#### [How to complete this task]
Each line of the records below that holds "true" should be copied out.
────────
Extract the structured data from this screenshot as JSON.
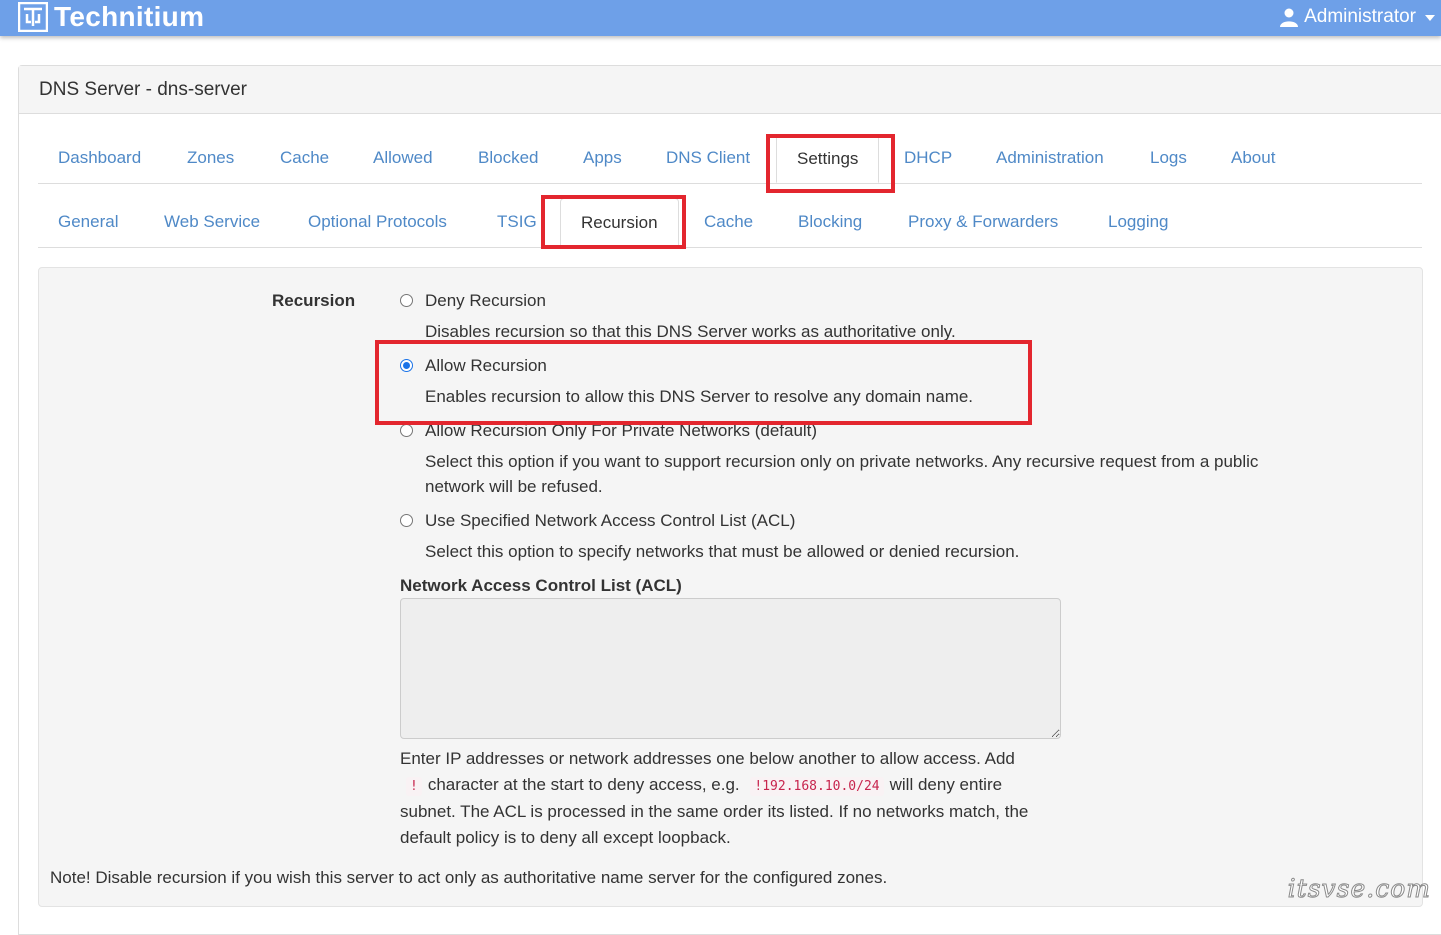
{
  "header": {
    "brand": "Technitium",
    "user": "Administrator",
    "icons": {
      "logo": "technitium-logo-icon",
      "user": "user-icon",
      "caret": "caret-down-icon"
    }
  },
  "panel": {
    "title": "DNS Server - dns-server"
  },
  "main_tabs": [
    {
      "label": "Dashboard",
      "active": false
    },
    {
      "label": "Zones",
      "active": false
    },
    {
      "label": "Cache",
      "active": false
    },
    {
      "label": "Allowed",
      "active": false
    },
    {
      "label": "Blocked",
      "active": false
    },
    {
      "label": "Apps",
      "active": false
    },
    {
      "label": "DNS Client",
      "active": false
    },
    {
      "label": "Settings",
      "active": true
    },
    {
      "label": "DHCP",
      "active": false
    },
    {
      "label": "Administration",
      "active": false
    },
    {
      "label": "Logs",
      "active": false
    },
    {
      "label": "About",
      "active": false
    }
  ],
  "settings_tabs": [
    {
      "label": "General",
      "active": false
    },
    {
      "label": "Web Service",
      "active": false
    },
    {
      "label": "Optional Protocols",
      "active": false
    },
    {
      "label": "TSIG",
      "active": false
    },
    {
      "label": "Recursion",
      "active": true
    },
    {
      "label": "Cache",
      "active": false
    },
    {
      "label": "Blocking",
      "active": false
    },
    {
      "label": "Proxy & Forwarders",
      "active": false
    },
    {
      "label": "Logging",
      "active": false
    }
  ],
  "recursion": {
    "label": "Recursion",
    "options": [
      {
        "label": "Deny Recursion",
        "help": "Disables recursion so that this DNS Server works as authoritative only.",
        "checked": false
      },
      {
        "label": "Allow Recursion",
        "help": "Enables recursion to allow this DNS Server to resolve any domain name.",
        "checked": true
      },
      {
        "label": "Allow Recursion Only For Private Networks (default)",
        "help": "Select this option if you want to support recursion only on private networks. Any recursive request from a public network will be refused.",
        "checked": false
      },
      {
        "label": "Use Specified Network Access Control List (ACL)",
        "help": "Select this option to specify networks that must be allowed or denied recursion.",
        "checked": false
      }
    ],
    "acl": {
      "title": "Network Access Control List (ACL)",
      "value": "",
      "help_1": "Enter IP addresses or network addresses one below another to allow access. Add",
      "code_1": "!",
      "help_2": "character at the start to deny access, e.g.",
      "code_2": "!192.168.10.0/24",
      "help_3": "will deny entire subnet. The ACL is processed in the same order its listed. If no networks match, the default policy is to deny all except loopback."
    },
    "note": "Note! Disable recursion if you wish this server to act only as authoritative name server for the configured zones."
  },
  "highlight_color": "#e3262e",
  "watermark": "itsvse.com"
}
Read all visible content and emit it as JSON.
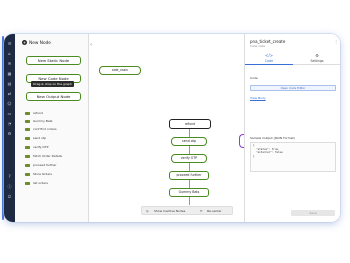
{
  "palette": {
    "title": "New Node",
    "add_icon": "plus-icon",
    "tooltip": "Drag & drop on the graph",
    "node_types": [
      "New Static Node",
      "New Code Node",
      "New Output Node"
    ],
    "items": [
      "refund",
      "Gummy Bats",
      "conf find orders",
      "send otp",
      "verify OTP",
      "Fetch Order Details",
      "proceed further",
      "Store Orders",
      "list orders"
    ]
  },
  "canvas": {
    "collapse_icon": "chevron-left-icon",
    "nodes": {
      "side": "side_vssiv",
      "refund": "refund",
      "send_otp": "send otp",
      "verify_otp": "verify OTP",
      "proceed": "proceed further",
      "gummy": "Gummy Bats"
    },
    "bottom_bar": {
      "show_inactive": "Show Inactive Nodes",
      "re_center": "Re-center"
    }
  },
  "inspector": {
    "title": "pna_ticket_create",
    "subtitle": "Code node",
    "tabs": [
      {
        "icon": "code-icon",
        "label": "Code"
      },
      {
        "icon": "gear-icon",
        "label": "Settings"
      }
    ],
    "code_label": "Code",
    "open_button": "Open Code Editor",
    "view_body_link": "View Body",
    "sample_label": "Sample Output (JSON Format)",
    "json_lines": [
      "{",
      "  \"status\": true,",
      "  \"external\": false",
      "}"
    ],
    "save_button": "Save"
  },
  "colors": {
    "rail": "#1e2a44",
    "node_border": "#4a8a1e",
    "accent": "#3b6fd6"
  }
}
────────
#### [Solution to this task]
      "active": true
      "active": true
        "checked": true
      "  \"status\": true,",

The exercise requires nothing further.